WORK ITEM: Pull out every line below holding the word "state".

>>

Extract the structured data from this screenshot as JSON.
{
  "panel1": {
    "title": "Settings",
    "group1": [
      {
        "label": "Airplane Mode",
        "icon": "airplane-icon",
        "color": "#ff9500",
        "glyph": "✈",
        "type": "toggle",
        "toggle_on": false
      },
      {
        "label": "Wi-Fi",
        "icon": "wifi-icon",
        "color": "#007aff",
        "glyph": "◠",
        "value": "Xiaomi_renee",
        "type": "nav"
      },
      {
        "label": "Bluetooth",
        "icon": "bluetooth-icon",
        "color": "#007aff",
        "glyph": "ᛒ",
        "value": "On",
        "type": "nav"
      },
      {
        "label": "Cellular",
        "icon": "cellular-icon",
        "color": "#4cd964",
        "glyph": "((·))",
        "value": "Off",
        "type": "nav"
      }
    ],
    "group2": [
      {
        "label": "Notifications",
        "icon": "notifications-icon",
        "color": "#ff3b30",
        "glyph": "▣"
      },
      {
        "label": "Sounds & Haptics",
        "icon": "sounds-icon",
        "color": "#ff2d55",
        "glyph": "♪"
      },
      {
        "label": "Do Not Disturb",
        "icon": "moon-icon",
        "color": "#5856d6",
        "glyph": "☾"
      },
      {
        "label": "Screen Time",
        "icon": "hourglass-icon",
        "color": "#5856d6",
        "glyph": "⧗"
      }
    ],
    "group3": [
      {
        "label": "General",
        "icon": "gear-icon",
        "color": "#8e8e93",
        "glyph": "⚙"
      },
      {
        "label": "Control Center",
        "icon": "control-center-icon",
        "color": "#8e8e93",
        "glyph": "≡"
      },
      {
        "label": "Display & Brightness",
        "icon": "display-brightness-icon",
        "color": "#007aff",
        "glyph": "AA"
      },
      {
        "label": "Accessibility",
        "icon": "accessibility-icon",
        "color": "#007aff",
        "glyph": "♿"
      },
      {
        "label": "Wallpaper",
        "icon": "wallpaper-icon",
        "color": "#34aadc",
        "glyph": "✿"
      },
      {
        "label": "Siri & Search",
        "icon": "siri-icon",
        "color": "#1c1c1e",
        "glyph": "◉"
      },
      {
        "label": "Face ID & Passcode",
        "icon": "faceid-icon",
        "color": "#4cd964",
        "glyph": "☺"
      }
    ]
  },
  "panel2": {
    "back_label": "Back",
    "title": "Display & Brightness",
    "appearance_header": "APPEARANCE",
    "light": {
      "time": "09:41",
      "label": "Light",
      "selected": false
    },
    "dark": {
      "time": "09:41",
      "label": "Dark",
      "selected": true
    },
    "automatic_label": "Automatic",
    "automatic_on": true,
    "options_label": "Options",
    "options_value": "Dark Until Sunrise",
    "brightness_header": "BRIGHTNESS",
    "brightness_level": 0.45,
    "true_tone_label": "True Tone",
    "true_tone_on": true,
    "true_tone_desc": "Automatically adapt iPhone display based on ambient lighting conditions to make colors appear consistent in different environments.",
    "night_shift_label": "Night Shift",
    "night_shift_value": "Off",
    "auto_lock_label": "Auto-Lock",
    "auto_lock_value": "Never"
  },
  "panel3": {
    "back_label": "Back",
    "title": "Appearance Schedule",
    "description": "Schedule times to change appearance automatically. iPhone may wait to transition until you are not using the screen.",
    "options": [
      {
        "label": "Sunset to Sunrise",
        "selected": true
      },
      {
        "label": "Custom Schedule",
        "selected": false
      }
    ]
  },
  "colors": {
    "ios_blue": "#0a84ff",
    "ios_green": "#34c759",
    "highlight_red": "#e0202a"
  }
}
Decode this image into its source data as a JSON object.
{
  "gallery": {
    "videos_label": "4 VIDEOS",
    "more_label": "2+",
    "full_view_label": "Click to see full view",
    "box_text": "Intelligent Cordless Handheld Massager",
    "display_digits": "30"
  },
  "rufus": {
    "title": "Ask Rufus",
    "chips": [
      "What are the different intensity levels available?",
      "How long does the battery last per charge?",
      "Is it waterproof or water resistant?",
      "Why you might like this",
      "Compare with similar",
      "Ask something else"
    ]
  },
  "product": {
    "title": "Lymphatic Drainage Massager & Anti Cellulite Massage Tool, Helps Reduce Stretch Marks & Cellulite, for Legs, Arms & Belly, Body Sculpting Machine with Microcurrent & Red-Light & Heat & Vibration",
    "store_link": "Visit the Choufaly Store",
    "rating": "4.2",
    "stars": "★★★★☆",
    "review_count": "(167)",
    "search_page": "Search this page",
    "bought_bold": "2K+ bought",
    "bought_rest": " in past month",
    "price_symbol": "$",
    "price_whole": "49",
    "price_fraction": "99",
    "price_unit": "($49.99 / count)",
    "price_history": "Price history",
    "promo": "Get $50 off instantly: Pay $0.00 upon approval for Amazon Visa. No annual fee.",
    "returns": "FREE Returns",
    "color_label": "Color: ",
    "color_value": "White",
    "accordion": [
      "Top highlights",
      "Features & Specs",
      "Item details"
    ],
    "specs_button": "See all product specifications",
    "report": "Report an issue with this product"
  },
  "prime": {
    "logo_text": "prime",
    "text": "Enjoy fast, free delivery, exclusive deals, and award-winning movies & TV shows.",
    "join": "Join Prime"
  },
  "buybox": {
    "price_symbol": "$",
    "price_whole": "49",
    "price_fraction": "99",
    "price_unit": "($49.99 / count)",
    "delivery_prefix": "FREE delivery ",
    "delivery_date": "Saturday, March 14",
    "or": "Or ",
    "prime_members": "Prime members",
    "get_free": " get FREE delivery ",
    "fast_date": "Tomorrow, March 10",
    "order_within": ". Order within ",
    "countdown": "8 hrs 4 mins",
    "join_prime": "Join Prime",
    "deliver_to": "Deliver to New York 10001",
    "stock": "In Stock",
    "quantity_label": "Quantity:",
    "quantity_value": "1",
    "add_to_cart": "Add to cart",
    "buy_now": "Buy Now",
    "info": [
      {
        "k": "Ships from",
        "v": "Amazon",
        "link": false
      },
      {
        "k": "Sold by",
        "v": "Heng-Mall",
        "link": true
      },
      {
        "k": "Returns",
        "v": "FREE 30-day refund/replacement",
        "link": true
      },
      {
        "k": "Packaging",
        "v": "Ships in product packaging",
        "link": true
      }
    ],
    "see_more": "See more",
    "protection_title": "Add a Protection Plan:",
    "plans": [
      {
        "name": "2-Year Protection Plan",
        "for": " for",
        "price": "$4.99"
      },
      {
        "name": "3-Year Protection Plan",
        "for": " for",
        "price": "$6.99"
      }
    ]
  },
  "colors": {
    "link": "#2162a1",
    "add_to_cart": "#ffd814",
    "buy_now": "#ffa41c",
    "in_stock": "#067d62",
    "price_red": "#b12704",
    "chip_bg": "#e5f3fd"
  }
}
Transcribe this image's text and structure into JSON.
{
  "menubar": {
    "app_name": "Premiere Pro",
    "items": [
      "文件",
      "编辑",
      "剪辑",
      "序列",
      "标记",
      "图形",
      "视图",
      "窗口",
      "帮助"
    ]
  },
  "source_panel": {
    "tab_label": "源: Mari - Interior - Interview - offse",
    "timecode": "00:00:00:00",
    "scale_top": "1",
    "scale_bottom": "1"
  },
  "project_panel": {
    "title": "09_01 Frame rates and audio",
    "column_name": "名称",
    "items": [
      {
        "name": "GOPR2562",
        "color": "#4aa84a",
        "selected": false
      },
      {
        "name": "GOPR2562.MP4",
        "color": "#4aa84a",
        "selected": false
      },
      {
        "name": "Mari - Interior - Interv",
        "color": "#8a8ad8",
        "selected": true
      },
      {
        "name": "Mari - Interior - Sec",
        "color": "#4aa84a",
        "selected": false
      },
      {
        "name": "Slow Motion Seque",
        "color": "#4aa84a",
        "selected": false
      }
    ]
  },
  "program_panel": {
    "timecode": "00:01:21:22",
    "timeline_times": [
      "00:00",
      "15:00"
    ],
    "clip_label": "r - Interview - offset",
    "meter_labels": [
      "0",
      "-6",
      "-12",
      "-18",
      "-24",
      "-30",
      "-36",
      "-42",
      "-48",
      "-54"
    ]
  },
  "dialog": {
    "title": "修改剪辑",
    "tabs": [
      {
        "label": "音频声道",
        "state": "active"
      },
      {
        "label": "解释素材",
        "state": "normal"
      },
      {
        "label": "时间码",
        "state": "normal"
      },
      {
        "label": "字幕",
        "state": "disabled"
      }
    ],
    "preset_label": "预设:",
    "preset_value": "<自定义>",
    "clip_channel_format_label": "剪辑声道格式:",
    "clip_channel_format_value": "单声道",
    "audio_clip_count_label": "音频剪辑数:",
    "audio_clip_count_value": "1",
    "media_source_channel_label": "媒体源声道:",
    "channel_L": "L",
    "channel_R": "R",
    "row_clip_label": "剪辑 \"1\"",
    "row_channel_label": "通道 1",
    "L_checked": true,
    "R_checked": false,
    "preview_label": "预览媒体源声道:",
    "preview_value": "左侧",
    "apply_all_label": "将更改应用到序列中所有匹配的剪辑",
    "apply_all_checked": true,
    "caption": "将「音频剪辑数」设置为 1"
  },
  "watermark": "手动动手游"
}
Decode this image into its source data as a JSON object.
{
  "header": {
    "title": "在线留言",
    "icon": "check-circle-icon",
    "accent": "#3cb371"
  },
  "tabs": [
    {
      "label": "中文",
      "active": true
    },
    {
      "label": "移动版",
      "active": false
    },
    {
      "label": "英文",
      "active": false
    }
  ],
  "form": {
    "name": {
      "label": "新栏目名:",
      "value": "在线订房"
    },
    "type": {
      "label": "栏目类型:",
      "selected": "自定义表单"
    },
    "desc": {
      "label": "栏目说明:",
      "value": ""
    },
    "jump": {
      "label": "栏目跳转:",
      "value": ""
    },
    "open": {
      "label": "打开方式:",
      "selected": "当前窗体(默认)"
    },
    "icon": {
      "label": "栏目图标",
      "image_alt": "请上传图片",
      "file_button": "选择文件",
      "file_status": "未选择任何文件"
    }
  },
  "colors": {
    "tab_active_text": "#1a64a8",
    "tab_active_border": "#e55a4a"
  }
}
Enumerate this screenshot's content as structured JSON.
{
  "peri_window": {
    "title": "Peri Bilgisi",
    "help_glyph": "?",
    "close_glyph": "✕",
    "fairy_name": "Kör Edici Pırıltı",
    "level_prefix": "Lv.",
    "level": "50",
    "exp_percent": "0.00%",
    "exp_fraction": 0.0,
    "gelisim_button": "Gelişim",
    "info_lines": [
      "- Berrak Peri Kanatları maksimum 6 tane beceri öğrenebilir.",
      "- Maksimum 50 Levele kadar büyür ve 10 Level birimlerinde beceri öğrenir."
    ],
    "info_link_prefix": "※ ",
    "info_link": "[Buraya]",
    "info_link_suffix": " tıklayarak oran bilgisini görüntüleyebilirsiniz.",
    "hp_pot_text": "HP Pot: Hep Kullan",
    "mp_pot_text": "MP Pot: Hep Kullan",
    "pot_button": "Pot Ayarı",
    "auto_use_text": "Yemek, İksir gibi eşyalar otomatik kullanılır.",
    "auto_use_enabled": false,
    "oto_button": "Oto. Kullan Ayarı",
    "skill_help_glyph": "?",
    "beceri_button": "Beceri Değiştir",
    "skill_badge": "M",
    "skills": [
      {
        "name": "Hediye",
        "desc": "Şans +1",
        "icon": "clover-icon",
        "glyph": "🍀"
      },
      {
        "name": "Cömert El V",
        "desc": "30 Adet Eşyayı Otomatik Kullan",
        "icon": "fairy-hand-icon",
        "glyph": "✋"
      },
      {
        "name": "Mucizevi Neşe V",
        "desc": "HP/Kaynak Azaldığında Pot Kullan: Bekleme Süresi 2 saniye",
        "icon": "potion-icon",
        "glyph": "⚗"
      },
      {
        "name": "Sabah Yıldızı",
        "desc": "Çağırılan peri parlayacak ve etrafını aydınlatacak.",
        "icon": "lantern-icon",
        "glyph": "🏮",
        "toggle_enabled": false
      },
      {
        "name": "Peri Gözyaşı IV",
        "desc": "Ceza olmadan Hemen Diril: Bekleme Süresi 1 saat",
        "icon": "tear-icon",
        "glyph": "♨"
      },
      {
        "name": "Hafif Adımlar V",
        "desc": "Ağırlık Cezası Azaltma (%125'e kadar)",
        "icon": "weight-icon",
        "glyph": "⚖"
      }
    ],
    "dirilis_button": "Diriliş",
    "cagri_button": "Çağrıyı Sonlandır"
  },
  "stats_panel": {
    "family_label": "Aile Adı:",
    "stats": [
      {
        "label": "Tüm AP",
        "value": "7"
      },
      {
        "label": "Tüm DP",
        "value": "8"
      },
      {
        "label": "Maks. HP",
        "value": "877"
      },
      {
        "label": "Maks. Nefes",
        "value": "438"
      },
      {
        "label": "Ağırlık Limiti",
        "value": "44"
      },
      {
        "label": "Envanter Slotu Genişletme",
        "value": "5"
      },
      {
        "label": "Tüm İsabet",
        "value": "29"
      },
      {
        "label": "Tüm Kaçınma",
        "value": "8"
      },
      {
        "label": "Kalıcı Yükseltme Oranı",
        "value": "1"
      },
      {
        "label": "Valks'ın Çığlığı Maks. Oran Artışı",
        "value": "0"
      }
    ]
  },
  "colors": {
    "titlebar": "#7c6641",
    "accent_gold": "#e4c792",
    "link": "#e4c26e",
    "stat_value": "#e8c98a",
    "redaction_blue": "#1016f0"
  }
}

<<

TASK OUTPUT:
        "state": "active"
        "state": "normal"
        "state": "normal"
        "state": "disabled"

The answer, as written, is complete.